On a lighter note, Mel Brooks is "Back in the Saddle," taking questions after a screening of Blazing Saddles at the Radio City Music Hall on September 1. Clearly, this is his favorite movie, as he claims to have seen it at least 2000 times, but gives his 11-year-old grandson kudos for pulling up quotes at the perfect time, such as "somebody has gotta go back and get a shit load of dimes," at the supermarket check-out line.
It's one of those movies you simply don't forget, recalling scenes at odd times and having to stifle a guffaw, as it is too much trouble to try to explain. You have to see Blazing Saddles to understand why it is so funny.
Brooks doesn't think he would be able to make the movie in today's PC-minded world, but is Trump really that much different from Hedley Lamarr? The humor still rings true today, which is why people still turn up to watch it, especially if the King of Comedy is going to be there to answer questions afterward.
The story revolves around a black sheriff trying to defend a white town against an army of horse thieves, bull dikes, train robbers, chain robbers ... so that Gov. William J. Le Petomane (played by Brooks) can run a railroad through the town. The role fell to Cleavon Little when the studio rejected Richard Pryor because of a recent drug arrest. Pryor would co-write the screenplay with Brooks.
The film fed off the racist and misogynistic stereotypes of Westerns. Apparently, Brooks worried that they were saying "nigger" too much, but Pryor assured him it was fine as long as the racists and bad guys said it.
Gene Wilder was the perfect sidekick to Sheriff Bart as the "Waco Kid," keeping his dry humor as close to his hip as his gun. Wilder was also a stand-in as Brooks initially wanted Gig Young, but Gig was too drunk to play the role and couldn't get out any of the lines. Wilder had long been one of Brooks' favorites and for good reason. He could always be counted on to deliver the lines.

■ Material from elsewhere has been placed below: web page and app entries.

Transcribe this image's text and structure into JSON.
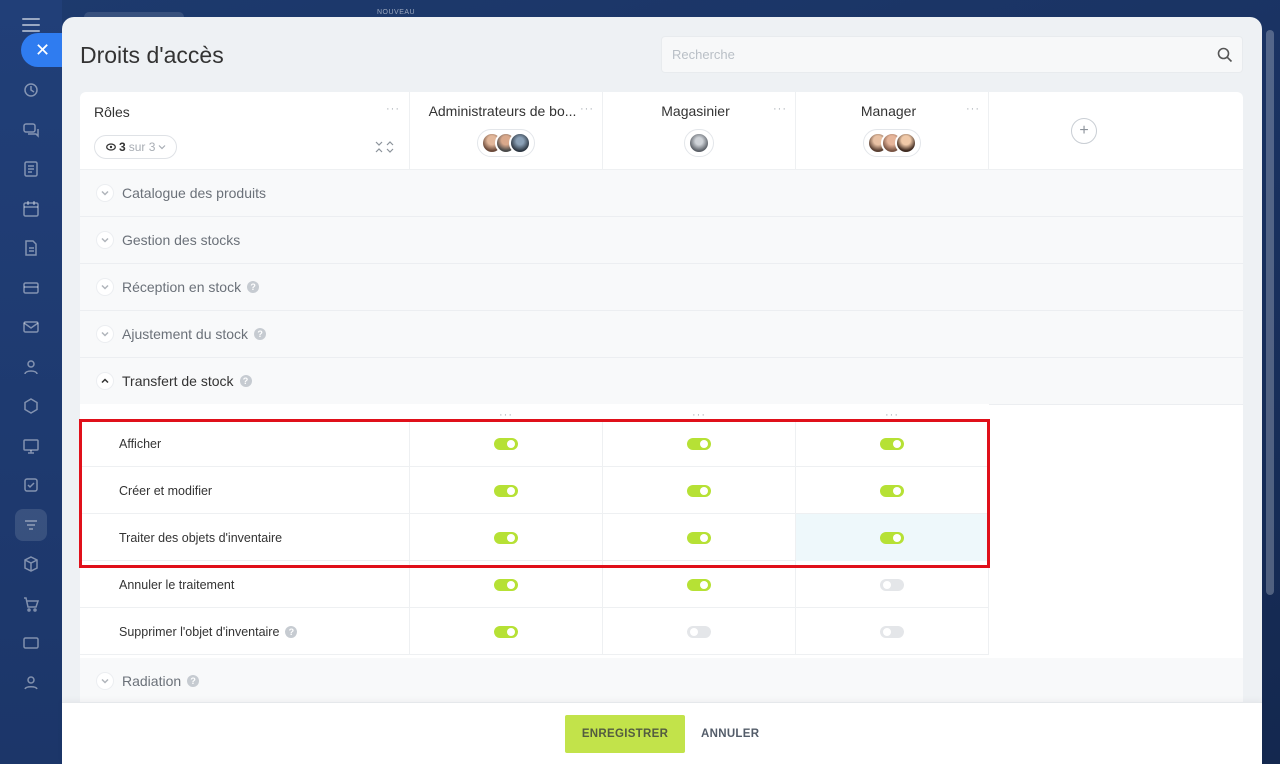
{
  "window": {
    "title": "Droits d'accès",
    "new_badge": "NOUVEAU"
  },
  "search": {
    "placeholder": "Recherche"
  },
  "header": {
    "roles_label": "Rôles",
    "visible_count": "3",
    "count_suffix": "sur 3",
    "roles": [
      {
        "name": "Administrateurs de bo...",
        "avatars": 3
      },
      {
        "name": "Magasinier",
        "avatars": 1
      },
      {
        "name": "Manager",
        "avatars": 3
      }
    ],
    "add_role": "+"
  },
  "sections": [
    {
      "label": "Catalogue des produits",
      "expanded": false,
      "help": false
    },
    {
      "label": "Gestion des stocks",
      "expanded": false,
      "help": false
    },
    {
      "label": "Réception en stock",
      "expanded": false,
      "help": true
    },
    {
      "label": "Ajustement du stock",
      "expanded": false,
      "help": true
    },
    {
      "label": "Transfert de stock",
      "expanded": true,
      "help": true
    },
    {
      "label": "Radiation",
      "expanded": false,
      "help": true
    }
  ],
  "permissions": [
    {
      "label": "Afficher",
      "help": false,
      "values": [
        true,
        true,
        true
      ]
    },
    {
      "label": "Créer et modifier",
      "help": false,
      "values": [
        true,
        true,
        true
      ]
    },
    {
      "label": "Traiter des objets d'inventaire",
      "help": false,
      "values": [
        true,
        true,
        true
      ]
    },
    {
      "label": "Annuler le traitement",
      "help": false,
      "values": [
        true,
        true,
        false
      ]
    },
    {
      "label": "Supprimer l'objet d'inventaire",
      "help": true,
      "values": [
        true,
        false,
        false
      ]
    }
  ],
  "footer": {
    "save_label": "ENREGISTRER",
    "cancel_label": "ANNULER"
  },
  "colors": {
    "accent_green": "#b6e135",
    "save_green": "#c2e34a",
    "highlight_red": "#e0101a",
    "close_blue": "#2f7cf0"
  }
}
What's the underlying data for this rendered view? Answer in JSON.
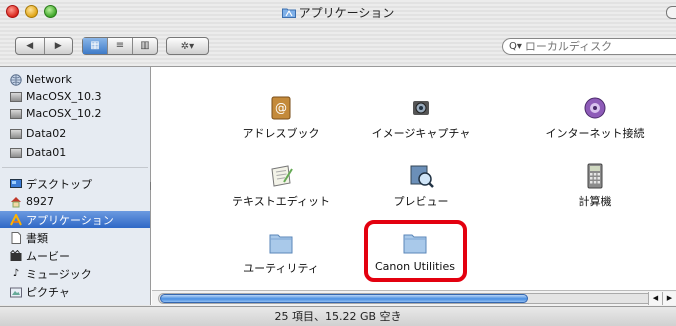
{
  "window": {
    "title": "アプリケーション"
  },
  "search": {
    "placeholder": "ローカルディスク"
  },
  "toolbar": {
    "back": "◀",
    "forward": "▶",
    "view_icon": "▦",
    "view_list": "≡",
    "view_column": "▥",
    "action": "✲▾"
  },
  "sidebar": {
    "items": [
      {
        "label": "Network",
        "icon": "network-icon"
      },
      {
        "label": "MacOSX_10.3",
        "icon": "hard-disk-icon"
      },
      {
        "label": "MacOSX_10.2",
        "icon": "hard-disk-icon"
      },
      {
        "label": "Data02",
        "icon": "hard-disk-icon"
      },
      {
        "label": "Data01",
        "icon": "hard-disk-icon"
      },
      {
        "label": "デスクトップ",
        "icon": "desktop-icon"
      },
      {
        "label": "8927",
        "icon": "home-icon"
      },
      {
        "label": "アプリケーション",
        "icon": "applications-icon",
        "selected": true
      },
      {
        "label": "書類",
        "icon": "documents-icon"
      },
      {
        "label": "ムービー",
        "icon": "movies-icon"
      },
      {
        "label": "ミュージック",
        "icon": "music-icon"
      },
      {
        "label": "ピクチャ",
        "icon": "pictures-icon"
      }
    ]
  },
  "content": {
    "apps": [
      {
        "label": "アドレスブック",
        "icon": "address-book-icon"
      },
      {
        "label": "イメージキャプチャ",
        "icon": "image-capture-icon"
      },
      {
        "label": "インターネット接続",
        "icon": "internet-connect-icon"
      },
      {
        "label": "テキストエディット",
        "icon": "textedit-icon"
      },
      {
        "label": "プレビュー",
        "icon": "preview-icon"
      },
      {
        "label": "計算機",
        "icon": "calculator-icon"
      },
      {
        "label": "ユーティリティ",
        "icon": "folder-icon"
      },
      {
        "label": "Canon Utilities",
        "icon": "folder-icon",
        "highlighted": true
      }
    ]
  },
  "status": {
    "text": "25 項目、15.22 GB 空き"
  },
  "colors": {
    "highlight_border": "#e3000f",
    "selection": "#3f74cc",
    "sidebar_bg": "#e6ebf2"
  }
}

Madeline Kahn proved to have a great pair of legs, reprising Marlene Dietrich's role from Destry Rides Again. Many other familiar faces as well, but it was Alex Karras who stole the show by punching out a horse, which wouldn't sit too well today with PETA.
I never get tired of watching this movie.